News of the 150 tables, which was broken by Portuguese-language newspaper Jornal Tribuna de Macau, has yet to be confirmed by Macau authorities. The paper offered no word on GEG’s request for 444 slot machines for Phase 2.
The table allocation is less than half the 400 tables GEG had requested for its new property, which has its grand opening on May 27. There’s nothing preventing GEG from putting 400 tables into the Phase 2 venue, although doing so would require the company to shift tables from Galaxy Macau’s Phase 1 or GEG’s StarWorld Hotel.
Macau’s government has played coy regarding its table allocation strategy, insisting that it planned to stick to its plan of restricting annual table growth to 3% until 2022, while simultaneously suggesting that the gaming table cap had some flexibility built in, with consideration granted to operators who did their utmost to diversify their new properties beyond gaming. Understandably, GEG is said to be disappointed by the Macau government’s decision, given its dedication to boosting Phase 2’s non-gaming amenities.
GEG’s allocation could spell a nightmare for Melco Crown Entertainment’s new Studio City resort, which is set to open in Q3. Given that there were 5,711 gaming tables at the end of 2014, GEG’s 150 new tables would leave just a little over 20 tables remaining under this year’s cap. In April, Melco Crown warned that getting less than 400 new tables would technically put it in default of a $1.4b loan obligation.
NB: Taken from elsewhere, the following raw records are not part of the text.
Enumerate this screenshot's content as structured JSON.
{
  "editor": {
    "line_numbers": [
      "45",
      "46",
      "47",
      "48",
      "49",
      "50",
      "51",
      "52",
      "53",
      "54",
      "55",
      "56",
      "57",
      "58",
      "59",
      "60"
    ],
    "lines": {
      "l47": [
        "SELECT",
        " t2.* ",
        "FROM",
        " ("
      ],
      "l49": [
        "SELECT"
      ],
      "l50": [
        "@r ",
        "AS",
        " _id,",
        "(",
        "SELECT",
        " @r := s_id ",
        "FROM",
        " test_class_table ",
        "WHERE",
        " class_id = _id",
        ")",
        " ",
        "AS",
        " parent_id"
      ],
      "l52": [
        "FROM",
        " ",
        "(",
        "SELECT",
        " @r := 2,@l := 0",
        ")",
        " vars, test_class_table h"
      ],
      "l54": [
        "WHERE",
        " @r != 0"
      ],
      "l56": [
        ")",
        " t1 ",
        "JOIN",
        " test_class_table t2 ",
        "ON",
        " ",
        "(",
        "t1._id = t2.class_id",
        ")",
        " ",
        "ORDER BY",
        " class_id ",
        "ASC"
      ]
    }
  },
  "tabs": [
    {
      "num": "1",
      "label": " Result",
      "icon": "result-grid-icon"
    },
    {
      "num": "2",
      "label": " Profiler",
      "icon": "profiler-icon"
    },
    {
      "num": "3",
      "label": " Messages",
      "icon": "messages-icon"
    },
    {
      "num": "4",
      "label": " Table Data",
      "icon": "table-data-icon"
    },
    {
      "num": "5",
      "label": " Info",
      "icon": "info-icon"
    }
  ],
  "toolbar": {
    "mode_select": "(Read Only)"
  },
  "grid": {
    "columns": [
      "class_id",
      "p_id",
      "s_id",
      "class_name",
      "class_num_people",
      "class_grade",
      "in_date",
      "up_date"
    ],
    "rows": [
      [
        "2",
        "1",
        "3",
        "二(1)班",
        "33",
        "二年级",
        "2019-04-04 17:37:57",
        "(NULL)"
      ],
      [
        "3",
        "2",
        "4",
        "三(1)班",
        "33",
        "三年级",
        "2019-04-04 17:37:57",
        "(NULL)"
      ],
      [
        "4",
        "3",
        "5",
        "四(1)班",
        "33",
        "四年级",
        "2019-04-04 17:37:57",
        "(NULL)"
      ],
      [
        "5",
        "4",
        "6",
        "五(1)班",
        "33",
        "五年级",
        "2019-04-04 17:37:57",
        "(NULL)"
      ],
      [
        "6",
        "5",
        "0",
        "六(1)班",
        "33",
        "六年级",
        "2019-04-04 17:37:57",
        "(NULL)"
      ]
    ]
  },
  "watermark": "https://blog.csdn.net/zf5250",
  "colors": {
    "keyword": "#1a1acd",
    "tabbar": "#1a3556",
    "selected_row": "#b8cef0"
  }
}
However, the Jornal Tribuna de Macau said the government planned to review their table game formula to account for Studio City’s opening. The government had previously hinted that the annual growth cap might not follow a strict 3% per year rate, provided the eventual number of new tables didn’t exceed the cumulative total the government planned to issue by 2022. The last of the mega-projects currently being built on Cotai will likely be open by 2018, which could allow the government to rob the future to pay the present.